Hee, C. University of North Carolina at Chapel Hill, chee@marine.unc.edu
Pease, T. Skidaway Institute of Oceanography, tamara@skio.peachnet.edu
Alperin, M. University of North Carolina at Chapel Hill, alperin@marine.unc.edu
Albert, D. University of North Carolina at Chapel Hill, albert@marine.unc.edu

 
AN ISOTOPIC APPROACH TO MONITORING THE PASSAGE OF CARBON THROUGH THE DOC POOL IN ANAEROBIC MARINE SEDIMENT
 
Dissolved organic carbon (DOC) is an important intermediate in the anaerobic decomposition process. Because DOC is an intermediate, production and consumption are best studied using a tracer approach. We conducted a laboratory degradation experiment in which coastal sediment having a bulk organic carbon del 13C value of -18.7 per mil was amended with phytoplankton (del 13C = -31.0 per mil) or seagrass (del 13C = -8.6per mil) and incubated under sulfate reducing or methanogenic conditions for a year. Subsamples taken on a logarithmic time scale were analyzed for concentrations of particulate organic carbon, total DOC, non-acid volatile (nav) DOC, acid-volatile DOC, dissolved inorganic carbon, and CH4. In addition, we determined stable carbon isotope values of POC and nav-DOC. Concentrations of nav-DOC rapidly increased and nav-DOC isotopic values concurrently deviated towards that of the added carbon indicating that the extant microbial community immediately hydrolyzed the fresh substrates. Rates of fermentation exceeded sulfate reduction and methanogenesis until day 24 resulting in a pooling of acid-volatile compounds such as acetate.

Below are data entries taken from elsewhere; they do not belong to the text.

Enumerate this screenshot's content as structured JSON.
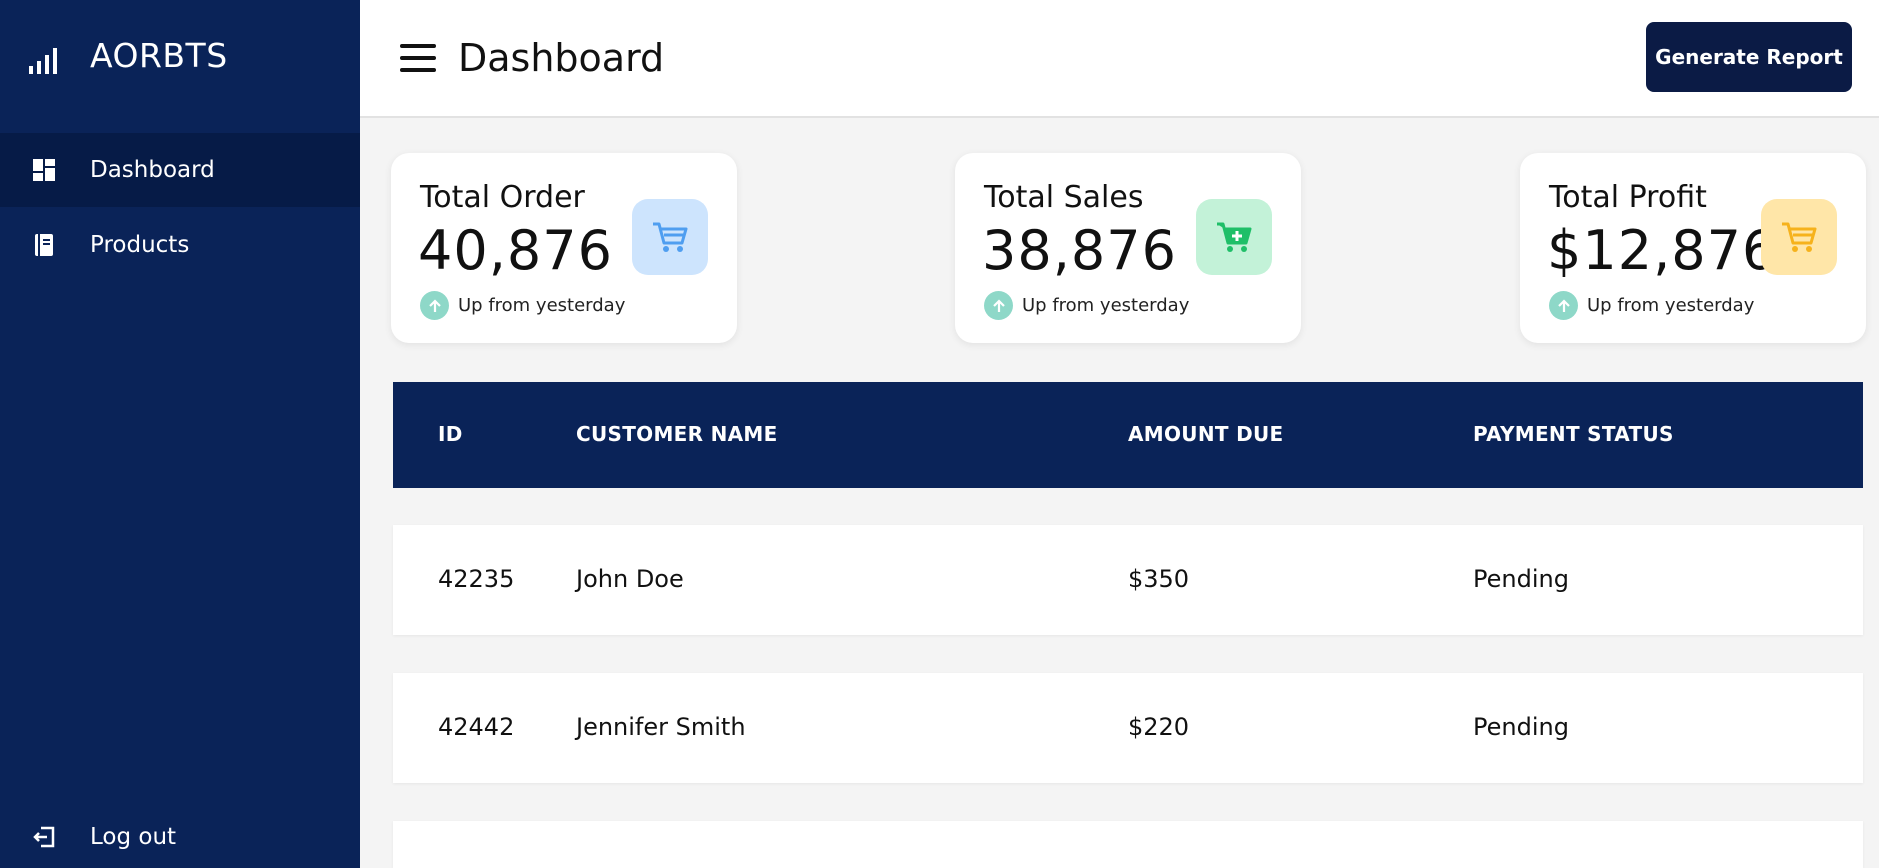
{
  "brand": {
    "name": "AORBTS",
    "icon": "signal-bars-icon"
  },
  "sidebar": {
    "items": [
      {
        "label": "Dashboard",
        "icon": "dashboard-grid-icon",
        "active": true
      },
      {
        "label": "Products",
        "icon": "notebook-icon",
        "active": false
      }
    ],
    "logout": {
      "label": "Log out",
      "icon": "logout-icon"
    }
  },
  "header": {
    "title": "Dashboard",
    "generate_label": "Generate Report"
  },
  "cards": [
    {
      "title": "Total Order",
      "value": "40,876",
      "trend": "Up from yesterday",
      "icon": "cart-icon",
      "icon_bg": "#cde4fd",
      "icon_color": "#4f9ef0"
    },
    {
      "title": "Total Sales",
      "value": "38,876",
      "trend": "Up from yesterday",
      "icon": "cart-plus-icon",
      "icon_bg": "#c3f2d8",
      "icon_color": "#1fbf68"
    },
    {
      "title": "Total Profit",
      "value": "$12,876",
      "trend": "Up from yesterday",
      "icon": "cart-icon",
      "icon_bg": "#ffe6a8",
      "icon_color": "#f6b21c"
    }
  ],
  "table": {
    "headers": [
      "ID",
      "CUSTOMER NAME",
      "AMOUNT DUE",
      "PAYMENT STATUS"
    ],
    "rows": [
      {
        "id": "42235",
        "name": "John Doe",
        "amount": "$350",
        "status": "Pending"
      },
      {
        "id": "42442",
        "name": "Jennifer Smith",
        "amount": "$220",
        "status": "Pending"
      }
    ]
  },
  "colors": {
    "sidebar_bg": "#0a2358",
    "button_bg": "#0b1b45",
    "trend_green": "#8ed8c8"
  }
}
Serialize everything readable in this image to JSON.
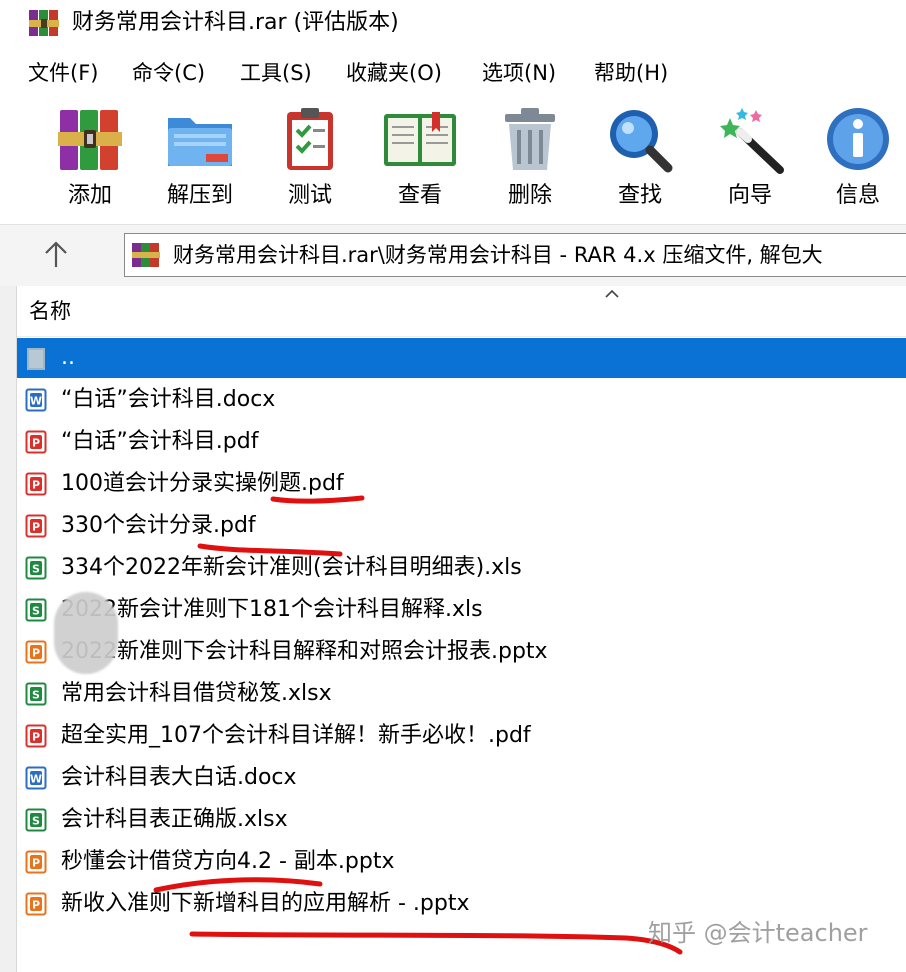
{
  "window": {
    "title": "财务常用会计科目.rar (评估版本)"
  },
  "menu": [
    "文件(F)",
    "命令(C)",
    "工具(S)",
    "收藏夹(O)",
    "选项(N)",
    "帮助(H)"
  ],
  "toolbar": [
    {
      "label": "添加",
      "icon": "add-books-icon"
    },
    {
      "label": "解压到",
      "icon": "extract-folder-icon"
    },
    {
      "label": "测试",
      "icon": "test-clipboard-icon"
    },
    {
      "label": "查看",
      "icon": "view-book-icon"
    },
    {
      "label": "删除",
      "icon": "delete-trash-icon"
    },
    {
      "label": "查找",
      "icon": "find-magnifier-icon"
    },
    {
      "label": "向导",
      "icon": "wizard-wand-icon"
    },
    {
      "label": "信息",
      "icon": "info-icon"
    }
  ],
  "address": {
    "text": "财务常用会计科目.rar\\财务常用会计科目 - RAR 4.x 压缩文件, 解包大"
  },
  "list": {
    "column_name": "名称",
    "rows": [
      {
        "name": "..",
        "type": "folder",
        "selected": true
      },
      {
        "name": "“白话”会计科目.docx",
        "type": "docx"
      },
      {
        "name": "“白话”会计科目.pdf",
        "type": "pdf"
      },
      {
        "name": "100道会计分录实操例题.pdf",
        "type": "pdf"
      },
      {
        "name": "330个会计分录.pdf",
        "type": "pdf"
      },
      {
        "name": "334个2022年新会计准则(会计科目明细表).xls",
        "type": "xls"
      },
      {
        "name": "2022新会计准则下181个会计科目解释.xls",
        "type": "xls"
      },
      {
        "name": "2022新准则下会计科目解释和对照会计报表.pptx",
        "type": "pptx"
      },
      {
        "name": "常用会计科目借贷秘笈.xlsx",
        "type": "xlsx"
      },
      {
        "name": "超全实用_107个会计科目详解！新手必收！.pdf",
        "type": "pdf"
      },
      {
        "name": "会计科目表大白话.docx",
        "type": "docx"
      },
      {
        "name": "会计科目表正确版.xlsx",
        "type": "xlsx"
      },
      {
        "name": "秒懂会计借贷方向4.2 - 副本.pptx",
        "type": "pptx"
      },
      {
        "name": "新收入准则下新增科目的应用解析 - .pptx",
        "type": "pptx"
      }
    ]
  },
  "watermark": "知乎 @会计teacher",
  "colors": {
    "selection": "#0a72d4",
    "highlight_mark": "#e01010",
    "pdf": "#d9302c",
    "word": "#2b6cc4",
    "excel": "#1e8a3f",
    "ppt": "#e8731d"
  }
}
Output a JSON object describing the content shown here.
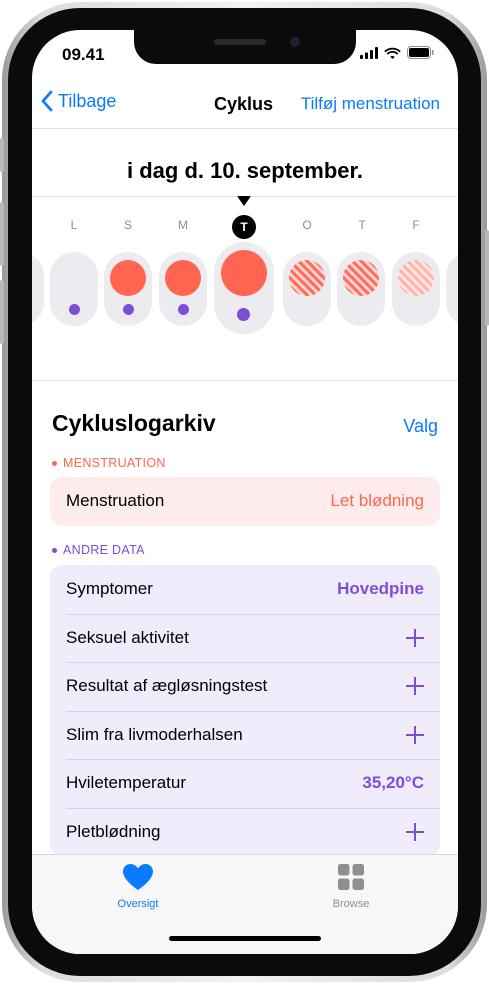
{
  "status": {
    "time": "09.41"
  },
  "nav": {
    "back_label": "Tilbage",
    "title": "Cyklus",
    "action_label": "Tilføj menstruation"
  },
  "date_heading": "i dag d. 10. september.",
  "days": {
    "letters": [
      "L",
      "S",
      "M",
      "T",
      "O",
      "T",
      "F"
    ],
    "today_letter": "T"
  },
  "log": {
    "title": "Cykluslogarkiv",
    "options_label": "Valg",
    "menstruation_section": "MENSTRUATION",
    "menstruation_row": {
      "label": "Menstruation",
      "value": "Let blødning"
    },
    "other_section": "ANDRE DATA",
    "other_rows": [
      {
        "label": "Symptomer",
        "value": "Hovedpine"
      },
      {
        "label": "Seksuel aktivitet",
        "value": ""
      },
      {
        "label": "Resultat af ægløsningstest",
        "value": ""
      },
      {
        "label": "Slim fra livmoderhalsen",
        "value": ""
      },
      {
        "label": "Hviletemperatur",
        "value": "35,20°C"
      },
      {
        "label": "Pletblødning",
        "value": ""
      }
    ]
  },
  "tabs": [
    {
      "label": "Oversigt",
      "icon": "heart-icon",
      "color": "#0a7aff"
    },
    {
      "label": "Browse",
      "icon": "grid-icon",
      "color": "#8e8e93"
    }
  ],
  "colors": {
    "accent": "#0a7aff",
    "menstruation": "#ff6550",
    "other_data": "#7d4dd8",
    "menstruation_bg": "#fdeceb",
    "other_bg": "#efecfb"
  }
}
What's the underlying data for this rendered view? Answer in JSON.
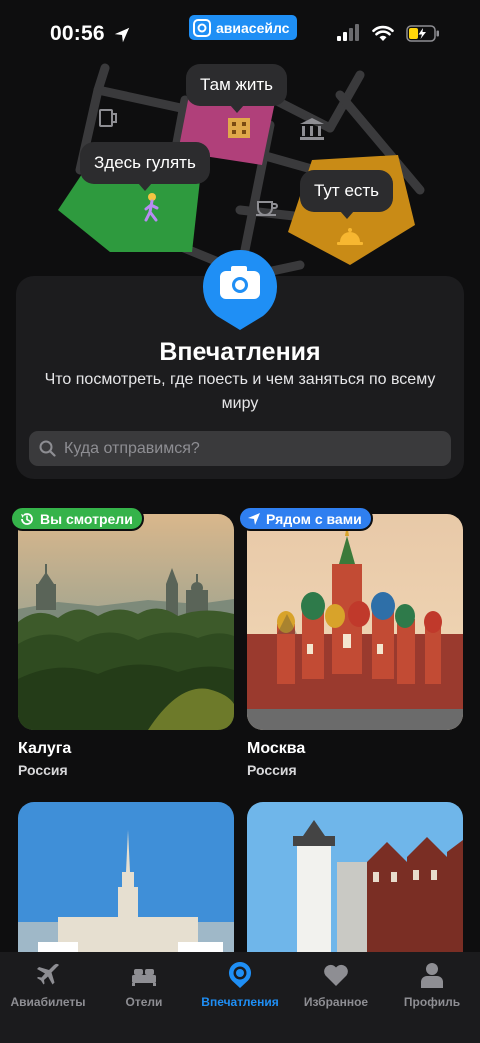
{
  "status_bar": {
    "time": "00:56",
    "app_badge": "авиасейлс"
  },
  "map": {
    "bubbles": {
      "live": "Там жить",
      "walk": "Здесь гулять",
      "eat": "Тут есть"
    },
    "colors": {
      "pink": "#b0407a",
      "green": "#2e9a3e",
      "orange": "#c98b16"
    }
  },
  "hero": {
    "title": "Впечатления",
    "subtitle": "Что посмотреть, где поесть и чем заняться по всему миру",
    "search_placeholder": "Куда отправимся?"
  },
  "destinations": [
    {
      "tag": "Вы смотрели",
      "name": "Калуга",
      "country": "Россия"
    },
    {
      "tag": "Рядом с вами",
      "name": "Москва",
      "country": "Россия"
    },
    {
      "name": "",
      "country": ""
    },
    {
      "name": "",
      "country": ""
    }
  ],
  "tabs": [
    {
      "label": "Авиабилеты",
      "icon": "plane-icon"
    },
    {
      "label": "Отели",
      "icon": "bed-icon"
    },
    {
      "label": "Впечатления",
      "icon": "pin-icon",
      "active": true
    },
    {
      "label": "Избранное",
      "icon": "heart-icon"
    },
    {
      "label": "Профиль",
      "icon": "person-icon"
    }
  ],
  "accent_color": "#1f8ff5"
}
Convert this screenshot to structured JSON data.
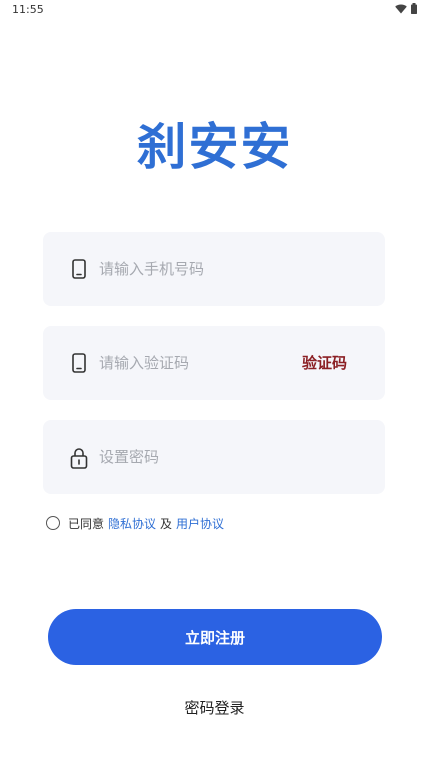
{
  "status_bar": {
    "time": "11:55"
  },
  "logo": {
    "text": "刹安安",
    "color": "#2f6fd4"
  },
  "form": {
    "phone": {
      "placeholder": "请输入手机号码",
      "value": "",
      "icon": "phone-icon"
    },
    "code": {
      "placeholder": "请输入验证码",
      "value": "",
      "icon": "phone-icon",
      "get_code_label": "验证码"
    },
    "password": {
      "placeholder": "设置密码",
      "value": "",
      "icon": "lock-icon"
    }
  },
  "agreement": {
    "prefix": "已同意",
    "privacy_link": "隐私协议",
    "conjunction": "及",
    "user_link": "用户协议",
    "checked": false
  },
  "actions": {
    "register_label": "立即注册",
    "password_login_label": "密码登录"
  },
  "colors": {
    "primary": "#2b62e3",
    "link": "#2f6fd4",
    "get_code": "#8b1f24",
    "field_bg": "#f5f6fa"
  }
}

Total DOC and nav-DOC isotopic values returned to baseline after three months indicating that DOC derived from the added carbon was a transient pool.
 
Day: Tuesday, Feb. 2
Time: 09:00 - 09:15am
Location: Eldorado Hotel
 
Code: SS34TU0900E